2) Control your interruptions.
Jill, a financial analyst from Atlanta, Georgia, said she couldn't get things done because of all the interruptions-- people stopping by her office just to chat, her ringing phone, her computer indicating that incoming email had arrived. She SAID she hated interruptions. But I noticed that Jill always welcomed unexpected visitors, she always answered the ringing phone, and she checked her email the second her email indicator sounded.
In other words, she didn't hate interruptions at all. After all, people are rarely that enthusiastic about immediately doing things they hate to do.
Jill used those interruptions as an excuse so that she could say she was too busy to attend to her To Do list. The reason I knew this was because I had her sit in a quiet conference room to work on the tasks on her To Do list for a few hours, and she finally admitted that it was too quiet and the tasks she had to do were really boring.
Those interruptions as Jill first defined them, were actually welcomed breaks in her day.
Everyone needs a break during busy days. When you're busy working on a project, someone stopping by to chat for a few minutes may be a welcome break. But if you allow this to happen all day long, you're not going to accomplish too much on your To Do list.
The answer--instead of allowing interruptions to control you, you can actually control your interruptions.
Close your office door, let your voicemail field your calls, and get to work on your To Do list. After completing an item or two, then give yourself a break to call someone you wish to call, or to check your incoming email.
If you're trying to get something done at home, but the kids want you to play with them, send them away and work on one or two items. After completing those items, find the kids and play with them for 10 minutes.
If you control your interruptions, you'll get things done. Plus, you will have taken some relaxing and fun breaks throughout your day.
3) Don't just work on low priority tasks.
Very often, people choose the tasks they're going to work on based on the difficulty level. The easiest tasks often get done first no matter what the priority level, and the most difficult tasks often sit on the sidelines even if they're very high priority.
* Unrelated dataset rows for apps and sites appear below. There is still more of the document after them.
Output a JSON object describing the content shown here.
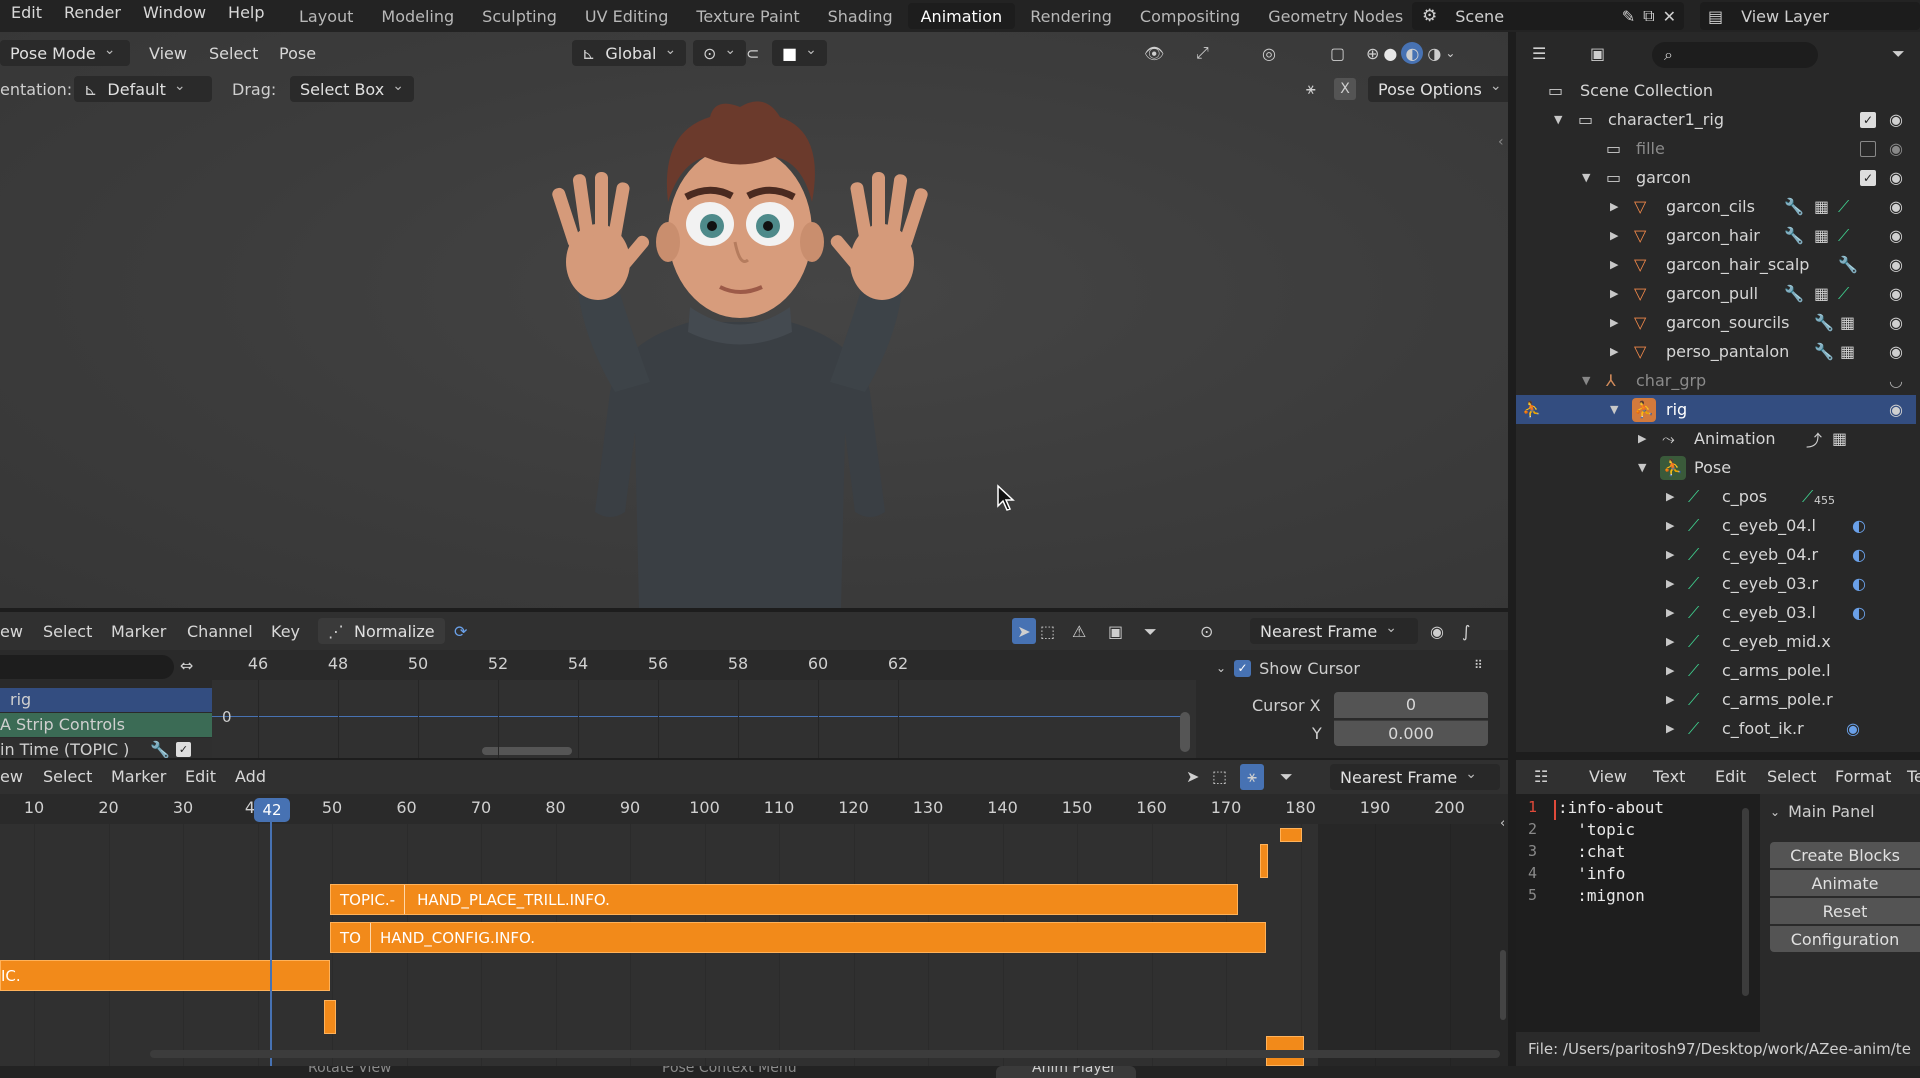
{
  "topbar": {
    "menus": [
      "Edit",
      "Render",
      "Window",
      "Help"
    ],
    "workspaces": [
      "Layout",
      "Modeling",
      "Sculpting",
      "UV Editing",
      "Texture Paint",
      "Shading",
      "Animation",
      "Rendering",
      "Compositing",
      "Geometry Nodes"
    ],
    "active_workspace": "Animation",
    "scene_label": "Scene",
    "view_layer_label": "View Layer"
  },
  "viewport": {
    "mode": "Pose Mode",
    "menus": [
      "View",
      "Select",
      "Pose"
    ],
    "transform_orientation": "Global",
    "orientation_label": "entation:",
    "orientation_value": "Default",
    "drag_label": "Drag:",
    "drag_value": "Select Box",
    "pose_options": "Pose Options"
  },
  "outliner": {
    "root": "Scene Collection",
    "items": [
      {
        "label": "character1_rig",
        "checked": true
      },
      {
        "label": "fille",
        "checked": false
      },
      {
        "label": "garcon",
        "checked": true
      },
      {
        "label": "garcon_cils"
      },
      {
        "label": "garcon_hair"
      },
      {
        "label": "garcon_hair_scalp"
      },
      {
        "label": "garcon_pull"
      },
      {
        "label": "garcon_sourcils"
      },
      {
        "label": "perso_pantalon"
      },
      {
        "label": "char_grp"
      },
      {
        "label": "rig"
      },
      {
        "label": "Animation"
      },
      {
        "label": "Pose"
      },
      {
        "label": "c_pos",
        "badge": "455"
      },
      {
        "label": "c_eyeb_04.l"
      },
      {
        "label": "c_eyeb_04.r"
      },
      {
        "label": "c_eyeb_03.r"
      },
      {
        "label": "c_eyeb_03.l"
      },
      {
        "label": "c_eyeb_mid.x"
      },
      {
        "label": "c_arms_pole.l"
      },
      {
        "label": "c_arms_pole.r"
      },
      {
        "label": "c_foot_ik.r"
      }
    ]
  },
  "graph_editor": {
    "menus": [
      "ew",
      "Select",
      "Marker",
      "Channel",
      "Key"
    ],
    "normalize": "Normalize",
    "snap": "Nearest Frame",
    "ticks": [
      "46",
      "48",
      "50",
      "52",
      "54",
      "56",
      "58",
      "60",
      "62"
    ],
    "channels": [
      "rig",
      "A Strip Controls",
      "in Time (TOPIC )"
    ],
    "zero": "0",
    "show_cursor": "Show Cursor",
    "cursor_x_label": "Cursor X",
    "cursor_x_value": "0",
    "cursor_y_label": "Y",
    "cursor_y_value": "0.000"
  },
  "nla": {
    "menus": [
      "ew",
      "Select",
      "Marker",
      "Edit",
      "Add"
    ],
    "snap": "Nearest Frame",
    "ticks": [
      "10",
      "20",
      "30",
      "4",
      "50",
      "60",
      "70",
      "80",
      "90",
      "100",
      "110",
      "120",
      "130",
      "140",
      "150",
      "160",
      "170",
      "180",
      "190",
      "200"
    ],
    "current_frame": "42",
    "strips": {
      "s1_prefix": "TOPIC.-",
      "s1_name": "HAND_PLACE_TRILL.INFO.",
      "s2_prefix": "TO",
      "s2_name": "HAND_CONFIG.INFO.",
      "s3_name": "IC."
    }
  },
  "text_editor": {
    "menus": [
      "View",
      "Text",
      "Edit",
      "Select",
      "Format",
      "Te"
    ],
    "lines": [
      ":info-about",
      "  'topic",
      "  :chat",
      "  'info",
      "  :mignon"
    ],
    "panel_title": "Main Panel",
    "buttons": [
      "Create Blocks",
      "Animate",
      "Reset",
      "Configuration"
    ],
    "file_path": "File: /Users/paritosh97/Desktop/work/AZee-anim/te"
  },
  "statusbar": {
    "items": [
      "Rotate View",
      "Pose Context Menu",
      "Anim Player"
    ]
  },
  "colors": {
    "accent": "#4772b3",
    "strip": "#f28a1a",
    "bone": "#3fcf8e",
    "mesh": "#f0884a"
  }
}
Gina, a junior in high school, had to write an essay for her history class and it was due in 2 weeks. She was not too happy about this because she viewed it as one of her more difficult assignments. For the entire two weeks, she concentrated on her quick and easy school assignments.
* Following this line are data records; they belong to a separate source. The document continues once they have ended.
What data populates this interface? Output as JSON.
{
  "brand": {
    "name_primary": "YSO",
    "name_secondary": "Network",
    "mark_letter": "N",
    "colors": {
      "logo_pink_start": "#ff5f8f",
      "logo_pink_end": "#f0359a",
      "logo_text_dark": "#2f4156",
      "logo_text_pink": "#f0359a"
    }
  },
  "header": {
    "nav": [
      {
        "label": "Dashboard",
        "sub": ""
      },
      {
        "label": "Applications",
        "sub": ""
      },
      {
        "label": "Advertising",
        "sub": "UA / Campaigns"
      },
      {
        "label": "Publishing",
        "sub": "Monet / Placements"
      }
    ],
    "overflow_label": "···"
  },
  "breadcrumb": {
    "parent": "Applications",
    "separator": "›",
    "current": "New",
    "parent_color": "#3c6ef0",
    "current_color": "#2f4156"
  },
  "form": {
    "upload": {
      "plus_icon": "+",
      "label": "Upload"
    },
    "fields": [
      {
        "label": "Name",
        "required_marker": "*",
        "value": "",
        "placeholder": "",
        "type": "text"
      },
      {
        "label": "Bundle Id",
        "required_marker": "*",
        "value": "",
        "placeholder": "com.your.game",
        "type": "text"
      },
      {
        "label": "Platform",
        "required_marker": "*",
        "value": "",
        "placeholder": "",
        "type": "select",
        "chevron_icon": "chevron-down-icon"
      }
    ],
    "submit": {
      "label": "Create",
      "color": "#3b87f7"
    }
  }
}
Instead, she should have been working on that essay for 10-15 minutes each day during that 2-week period.
To be sure you're working on your high priority tasks, when choosing your 3 To Do tasks each day, be sure you choose at least one that is a high priority task, no matter what the difficulty level is on that task. Even if you can't finish that high priority task in one day, even working on it for 15-30 minutes each day will ensure you're working towards its completion.
4) Sandwich rewards in between your tasks.
Tell yourself that as soon as you're finished with one task on today's To Do list, that you'll then indulge in one of your rewards. Then, do another task on your To Do list, and then enjoy another reward.
In essence, you're going to be sandwiching your rewards in between your tasks. For example:
Your day will be both productive, and enjoyable, at the same time.
Jack, an insurance agent from Minneapolis, Minnesota, used to work continuously all day, with no rewarding breaks in between. Each evening, he'd end the day feeling frustrated and overworked.
He began sandwiching rewards in between his tasks. His favorite rewards were taking reading breaks, and simply taking the time to sit back and rest his eyes for a few minutes. At the end of the day he was happy to have had a productive day, and he felt much more relaxed at the same time.
by Maria Gracia - Get Organized Now! http://www.getorganizednow.com FREE Get Organized Now! Idea-Pak and E-zine, filled with tips and ideas to help you organize your home, your office and your life, at the Get Organized Now! Web site.